German Chancellor Angela Merkel has reportedly made a breakthrough in the long-running coalition talks to form a national government, paving the way for another ‘grand coalition’ between her party, the Christian Democrats, and the SPD.
The parties today revealed a 28-page blueprint for formal negotiations, containing compromises over immigration rates, EU budget contributions, and pension reforms.
However, the document fails to list climate change as a main priority for either party, and leaves the door open for Germany to miss its 2020 climate goals.
The draft deal affirms the country’s 2020, 2030, and 2050 emissions goals, but with Germany way off track to meet its 2020 target the document proposes a commission to find measures by the end of 2018 to close the gap ‘as far as possible’, rather than offering an absolute commitment to meet the target.
Reports earlier this week suggested the 2020 targets could be under threat in the latest round of negotiating talks. Preliminary negotiations were said to have made encouraging progress towards an agreement to delay the 2020 target until the early 2020s. However, sources suggested a new coalition deal could also retain the 2030 emissions target, step up goals for renewable energy deployment, and explore mechanisms for curbing coal emissions across the economy.
However, the paper provides scant details on any climate policy agreement and is also quiet on strategies to ensure Germany transitions to the widespread use of electric vehicles in the coming decades, a move that is crucial to Germany’s decarbonisation efforts.

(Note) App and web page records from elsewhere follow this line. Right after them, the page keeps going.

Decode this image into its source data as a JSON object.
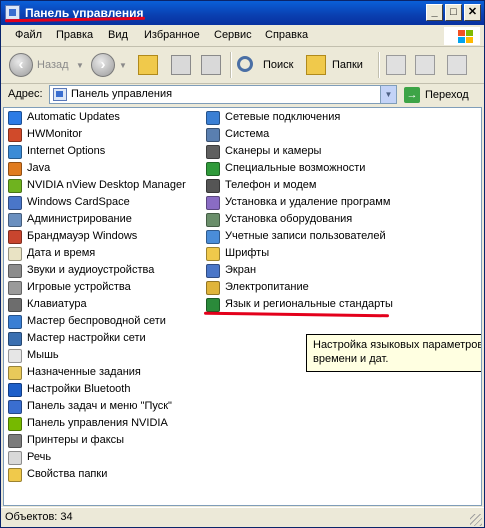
{
  "window": {
    "title": "Панель управления",
    "controls": {
      "minimize": "_",
      "maximize": "□",
      "close": "✕"
    }
  },
  "menu": [
    "Файл",
    "Правка",
    "Вид",
    "Избранное",
    "Сервис",
    "Справка"
  ],
  "toolbar": {
    "back": "Назад",
    "search": "Поиск",
    "folders": "Папки"
  },
  "address": {
    "label": "Адрес:",
    "value": "Панель управления",
    "go": "Переход"
  },
  "items_left": [
    {
      "label": "Automatic Updates",
      "icon": "automatic-updates-icon",
      "color": "#2c7be5"
    },
    {
      "label": "HWMonitor",
      "icon": "hwmonitor-icon",
      "color": "#d04a2a"
    },
    {
      "label": "Internet Options",
      "icon": "internet-options-icon",
      "color": "#3b8bd6"
    },
    {
      "label": "Java",
      "icon": "java-icon",
      "color": "#e07b1f"
    },
    {
      "label": "NVIDIA nView Desktop Manager",
      "icon": "nvidia-nview-icon",
      "color": "#6fb31f"
    },
    {
      "label": "Windows CardSpace",
      "icon": "windows-cardspace-icon",
      "color": "#4a76c8"
    },
    {
      "label": "Администрирование",
      "icon": "administration-icon",
      "color": "#6a8fbf"
    },
    {
      "label": "Брандмауэр Windows",
      "icon": "firewall-icon",
      "color": "#c8452e"
    },
    {
      "label": "Дата и время",
      "icon": "date-time-icon",
      "color": "#e9e3c4"
    },
    {
      "label": "Звуки и аудиоустройства",
      "icon": "sound-icon",
      "color": "#8c8c8c"
    },
    {
      "label": "Игровые устройства",
      "icon": "game-controller-icon",
      "color": "#9a9a9a"
    },
    {
      "label": "Клавиатура",
      "icon": "keyboard-icon",
      "color": "#6d6d6d"
    },
    {
      "label": "Мастер беспроводной сети",
      "icon": "wireless-network-icon",
      "color": "#3a7fd4"
    },
    {
      "label": "Мастер настройки сети",
      "icon": "network-setup-icon",
      "color": "#3a6fb0"
    },
    {
      "label": "Мышь",
      "icon": "mouse-icon",
      "color": "#e6e6e6"
    },
    {
      "label": "Назначенные задания",
      "icon": "scheduled-tasks-icon",
      "color": "#e8c95a"
    },
    {
      "label": "Настройки Bluetooth",
      "icon": "bluetooth-icon",
      "color": "#1d5fc9"
    },
    {
      "label": "Панель задач и меню \"Пуск\"",
      "icon": "taskbar-icon",
      "color": "#3a6ed0"
    },
    {
      "label": "Панель управления NVIDIA",
      "icon": "nvidia-control-panel-icon",
      "color": "#76b900"
    },
    {
      "label": "Принтеры и факсы",
      "icon": "printers-icon",
      "color": "#7b7b7b"
    },
    {
      "label": "Речь",
      "icon": "speech-icon",
      "color": "#d9d9d9"
    },
    {
      "label": "Свойства папки",
      "icon": "folder-options-icon",
      "color": "#f0c94b"
    }
  ],
  "items_right": [
    {
      "label": "Сетевые подключения",
      "icon": "network-connections-icon",
      "color": "#3a7fd4"
    },
    {
      "label": "Система",
      "icon": "system-icon",
      "color": "#5a7fb0"
    },
    {
      "label": "Сканеры и камеры",
      "icon": "scanners-cameras-icon",
      "color": "#5f5f5f"
    },
    {
      "label": "Специальные возможности",
      "icon": "accessibility-icon",
      "color": "#2f9a3a"
    },
    {
      "label": "Телефон и модем",
      "icon": "phone-modem-icon",
      "color": "#555555"
    },
    {
      "label": "Установка и удаление программ",
      "icon": "add-remove-programs-icon",
      "color": "#8a6cc4"
    },
    {
      "label": "Установка оборудования",
      "icon": "add-hardware-icon",
      "color": "#6b8f6b"
    },
    {
      "label": "Учетные записи пользователей",
      "icon": "user-accounts-icon",
      "color": "#4a8dd8"
    },
    {
      "label": "Шрифты",
      "icon": "fonts-icon",
      "color": "#f0c94b"
    },
    {
      "label": "Экран",
      "icon": "display-icon",
      "color": "#4a76c8"
    },
    {
      "label": "Электропитание",
      "icon": "power-options-icon",
      "color": "#e0b43a"
    },
    {
      "label": "Язык и региональные стандарты",
      "icon": "regional-language-icon",
      "color": "#2a8a3a"
    }
  ],
  "tooltip": {
    "line1": "Настройка языковых параметров,",
    "line2": "времени и дат."
  },
  "status": "Объектов: 34",
  "annotation_color": "#e3001b"
}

On climate change, deal affirms 2020, 2030, 2050 emissions goals but vague on pace of shift away from coal power and combustion-engine cars.
— Jeremy Cliffe (@JeremyCliffe) January 12, 2018
The agreement is likely to confirm the fears of environmentalists, who have long suspected meeting the 2020 targets will be a struggle without controversial and radical action to crack down on the Germany’s sizeable coal industry.
Merkel had insisted before last autumn’s election that the 2020 targets wopuld be met. But her weakened position following the CDU’s poorer than expected electoral performance made such action much more difficult to push through the Bundestag.
The coalition text still has to be approved by the SDP at a party congress later this month, and may well change again once formal negotiations begin.
Even if the talks proceed as planned, it is likely to take at least until March before a government is in place.